Each year, hundreds of people graduate from the University of the District of Columbia and go out to make a mark in the world. Many UDC graduates are under 25 years old and haven’t yet hit the workforce.
And then there are graduates like Catherine Fitch, who received her bachelor’s degree in social work on May 11 at the Walter E. Washington Convention Center in Northwest at the age of 58. Fitch started working on her degree eight years ago and wouldn’t let anything get in her way.
“This is something that I really wanted to do,” Fitch said. “It wasn’t easy because I had to balance school, work and family obligations but I did. If I did it, other people can do it, too.”
The UDC serves as the only public higher education institution in the District and has historically been a commuter school primarily, with students taking classes while working and living off-campus. It has long had the tradition of educating students past the age of 25.
Despite her age, higher education trends on the national level seem to favor Fitch. The traditional higher education student who attends college or university straight after high school has almost become a thing of the past. RTI International, a North Carolina think tank, completed a study in 2018 in which it said 74 percent of American undergraduates are over the age of 25 or have children.
Fitch has worked at Joseph’s House, a nonprofit that works with homeless people who are in the advanced stages of HIV and terminal cancer for many years. She works as a certified nursing assistant and has received high marks from her superiors for her work ethic and tenacity.
“She is tough as nails, funnier than hell and a joy to be around,” said Bob Rogan, a member of Joseph’s House board of directors. “She is a kind and compassionate person who wants nothing more than to serve those in our community less fortunate than her.
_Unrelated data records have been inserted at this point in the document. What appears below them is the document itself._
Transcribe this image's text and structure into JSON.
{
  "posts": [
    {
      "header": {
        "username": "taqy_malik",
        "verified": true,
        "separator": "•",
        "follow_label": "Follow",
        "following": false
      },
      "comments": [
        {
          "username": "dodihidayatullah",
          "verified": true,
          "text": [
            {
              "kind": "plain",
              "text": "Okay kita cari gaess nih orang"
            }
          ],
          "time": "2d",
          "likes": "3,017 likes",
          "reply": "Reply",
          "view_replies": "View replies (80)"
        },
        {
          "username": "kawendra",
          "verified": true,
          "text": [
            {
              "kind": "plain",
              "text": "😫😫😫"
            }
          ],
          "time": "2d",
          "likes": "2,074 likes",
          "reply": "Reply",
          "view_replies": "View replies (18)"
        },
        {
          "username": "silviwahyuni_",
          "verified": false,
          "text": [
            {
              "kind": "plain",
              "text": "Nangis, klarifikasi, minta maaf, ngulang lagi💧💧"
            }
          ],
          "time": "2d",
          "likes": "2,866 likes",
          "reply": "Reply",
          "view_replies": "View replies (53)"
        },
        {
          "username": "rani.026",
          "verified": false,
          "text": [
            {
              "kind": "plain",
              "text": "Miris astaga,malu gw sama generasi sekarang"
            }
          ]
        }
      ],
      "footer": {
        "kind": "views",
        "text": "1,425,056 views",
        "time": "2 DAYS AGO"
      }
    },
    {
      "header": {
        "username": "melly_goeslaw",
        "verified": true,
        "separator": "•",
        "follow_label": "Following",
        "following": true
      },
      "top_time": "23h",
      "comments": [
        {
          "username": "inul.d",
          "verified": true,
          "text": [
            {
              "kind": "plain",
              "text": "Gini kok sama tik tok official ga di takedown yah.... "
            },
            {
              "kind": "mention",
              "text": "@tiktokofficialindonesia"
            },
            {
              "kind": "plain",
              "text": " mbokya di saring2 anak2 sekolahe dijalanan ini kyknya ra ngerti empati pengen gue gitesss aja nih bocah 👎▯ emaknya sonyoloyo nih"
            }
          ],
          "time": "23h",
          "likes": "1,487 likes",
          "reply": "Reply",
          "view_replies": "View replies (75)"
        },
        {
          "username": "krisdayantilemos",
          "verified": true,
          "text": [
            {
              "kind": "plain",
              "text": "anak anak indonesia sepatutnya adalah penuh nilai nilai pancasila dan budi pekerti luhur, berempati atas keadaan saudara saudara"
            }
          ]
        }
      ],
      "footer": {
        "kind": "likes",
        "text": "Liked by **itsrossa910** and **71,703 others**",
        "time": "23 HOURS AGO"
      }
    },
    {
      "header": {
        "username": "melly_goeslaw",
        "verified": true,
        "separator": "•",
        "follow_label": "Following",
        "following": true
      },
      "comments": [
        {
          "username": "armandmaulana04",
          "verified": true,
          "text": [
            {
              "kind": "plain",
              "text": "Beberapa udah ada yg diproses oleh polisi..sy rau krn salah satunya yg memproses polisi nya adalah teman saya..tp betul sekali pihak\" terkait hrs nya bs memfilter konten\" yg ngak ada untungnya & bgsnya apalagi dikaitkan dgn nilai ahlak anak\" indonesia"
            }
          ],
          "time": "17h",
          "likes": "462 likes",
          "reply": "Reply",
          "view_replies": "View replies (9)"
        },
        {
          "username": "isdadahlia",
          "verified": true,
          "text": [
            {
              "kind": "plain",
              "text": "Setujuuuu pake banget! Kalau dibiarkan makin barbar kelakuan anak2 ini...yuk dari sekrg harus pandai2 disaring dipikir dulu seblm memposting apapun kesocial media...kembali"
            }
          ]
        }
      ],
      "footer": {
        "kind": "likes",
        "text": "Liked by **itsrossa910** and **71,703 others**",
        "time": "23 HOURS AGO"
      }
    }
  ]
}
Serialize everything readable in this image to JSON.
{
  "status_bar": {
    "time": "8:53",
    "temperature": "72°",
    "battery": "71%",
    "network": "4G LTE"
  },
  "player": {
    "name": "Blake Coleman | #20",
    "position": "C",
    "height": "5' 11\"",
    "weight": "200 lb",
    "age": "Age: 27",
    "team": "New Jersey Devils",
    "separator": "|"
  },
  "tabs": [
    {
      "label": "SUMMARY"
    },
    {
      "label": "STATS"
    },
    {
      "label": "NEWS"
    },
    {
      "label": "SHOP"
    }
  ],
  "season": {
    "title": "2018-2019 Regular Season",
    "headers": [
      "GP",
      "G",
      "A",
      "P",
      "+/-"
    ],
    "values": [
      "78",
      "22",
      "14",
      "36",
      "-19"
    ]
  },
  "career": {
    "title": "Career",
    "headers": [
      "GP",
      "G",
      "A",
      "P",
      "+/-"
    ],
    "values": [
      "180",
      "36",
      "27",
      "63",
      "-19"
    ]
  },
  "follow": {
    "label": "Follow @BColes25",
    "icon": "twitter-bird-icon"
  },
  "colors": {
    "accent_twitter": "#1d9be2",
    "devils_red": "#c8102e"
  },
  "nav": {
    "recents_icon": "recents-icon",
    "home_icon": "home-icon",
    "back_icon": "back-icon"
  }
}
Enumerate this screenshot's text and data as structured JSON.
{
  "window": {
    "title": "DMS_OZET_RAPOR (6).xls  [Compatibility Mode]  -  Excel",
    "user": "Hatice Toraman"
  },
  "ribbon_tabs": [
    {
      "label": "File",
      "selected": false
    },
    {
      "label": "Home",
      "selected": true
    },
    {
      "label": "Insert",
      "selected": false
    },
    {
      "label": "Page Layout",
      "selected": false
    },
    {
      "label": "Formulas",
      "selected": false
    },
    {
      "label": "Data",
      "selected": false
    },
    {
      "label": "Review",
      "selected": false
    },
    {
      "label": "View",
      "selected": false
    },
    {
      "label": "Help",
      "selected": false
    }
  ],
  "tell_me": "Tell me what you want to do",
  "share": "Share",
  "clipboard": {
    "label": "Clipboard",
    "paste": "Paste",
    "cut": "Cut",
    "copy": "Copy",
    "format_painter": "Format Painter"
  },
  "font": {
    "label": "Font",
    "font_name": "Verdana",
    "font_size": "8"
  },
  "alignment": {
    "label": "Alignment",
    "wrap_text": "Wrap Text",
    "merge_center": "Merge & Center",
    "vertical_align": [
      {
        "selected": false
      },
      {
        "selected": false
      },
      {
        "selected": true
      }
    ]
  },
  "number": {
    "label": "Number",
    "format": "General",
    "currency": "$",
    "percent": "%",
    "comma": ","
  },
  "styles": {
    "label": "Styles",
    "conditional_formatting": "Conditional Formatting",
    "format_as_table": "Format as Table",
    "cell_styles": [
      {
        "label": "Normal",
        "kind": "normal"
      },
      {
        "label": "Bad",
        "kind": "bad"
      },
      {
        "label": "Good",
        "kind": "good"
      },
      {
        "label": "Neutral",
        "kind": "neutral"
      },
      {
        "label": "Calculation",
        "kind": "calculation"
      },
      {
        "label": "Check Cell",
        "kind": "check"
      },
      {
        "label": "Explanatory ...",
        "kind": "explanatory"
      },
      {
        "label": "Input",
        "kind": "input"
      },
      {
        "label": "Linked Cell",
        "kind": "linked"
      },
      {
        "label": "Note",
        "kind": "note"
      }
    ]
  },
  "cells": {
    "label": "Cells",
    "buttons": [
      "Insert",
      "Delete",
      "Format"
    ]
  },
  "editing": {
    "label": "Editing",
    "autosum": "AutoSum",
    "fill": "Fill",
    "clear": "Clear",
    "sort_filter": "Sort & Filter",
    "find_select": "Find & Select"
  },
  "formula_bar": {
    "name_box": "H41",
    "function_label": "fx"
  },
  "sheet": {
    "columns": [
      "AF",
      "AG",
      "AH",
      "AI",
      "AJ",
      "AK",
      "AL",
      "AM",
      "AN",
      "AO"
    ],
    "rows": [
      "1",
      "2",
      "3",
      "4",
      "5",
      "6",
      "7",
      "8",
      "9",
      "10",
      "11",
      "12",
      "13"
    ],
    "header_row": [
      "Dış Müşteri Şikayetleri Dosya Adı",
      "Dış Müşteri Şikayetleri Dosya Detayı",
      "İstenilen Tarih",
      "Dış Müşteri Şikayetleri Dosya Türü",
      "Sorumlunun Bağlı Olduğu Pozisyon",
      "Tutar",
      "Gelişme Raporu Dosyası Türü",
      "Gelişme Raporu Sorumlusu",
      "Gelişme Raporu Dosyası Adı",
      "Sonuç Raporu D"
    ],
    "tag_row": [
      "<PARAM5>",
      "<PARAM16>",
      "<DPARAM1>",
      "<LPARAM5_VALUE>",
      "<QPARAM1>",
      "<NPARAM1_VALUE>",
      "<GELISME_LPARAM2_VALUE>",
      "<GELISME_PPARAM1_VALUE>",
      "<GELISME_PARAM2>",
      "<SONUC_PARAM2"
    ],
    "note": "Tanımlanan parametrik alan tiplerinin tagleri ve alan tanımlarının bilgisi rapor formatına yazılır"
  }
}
She is universally liked and respected.”
While getting a bachelor’s degree for anyone takes persistence, patience and intellect, Fitch dealt with family obligations, economic stress and a fire at her residence, obstacles that would permanently end many students pursuit of higher education.
Fitch, who was backed by her husband Joseph, her three children and eight grandchildren in the pursuit of her degree, credits her family’s and employer’s support for her success.
“Joseph’s House fully supported her getting a degree at UDC and worked flexibly with her schedule,” said Rogan, who works as the chief of staff for Rep. Peter Welch (D-Vt.). “We wanted to make sure that she met her goals.”
Throughout the eight years at UDC, Fitch would sometimes take as little as a single course a semester and spent many nights receiving instruction and also weekends doing classwork and homework. Fitch said she got along well with her fellow students — “they helped me when I needed help” — and faculty members “who made time for me.”
Fitch said she wanted to study social work because of the experiences she had at Joseph’s House.
“I am already in the field, working with the homeless,” she said. “I want to help the homeless and I determined that getting a social work degree was the best way for me to do that.”
Fitch said her persistence has served as an example for her family and friends.
“I tell people to always follow your dreams and never give up,” she said. “And always put God first. It doesn’t matter what age you are, you can do it.”
Rep. Maxine Waters (D-Calif.), who has emerged as a chief critic of President Trump, and the Rev. Jesse Jackson Sr. received honorary degrees from the university. Waters delivered the commencement address in which she blasted the corruption of the Trump administration and the encouraged the graduates to “go out and change the world.”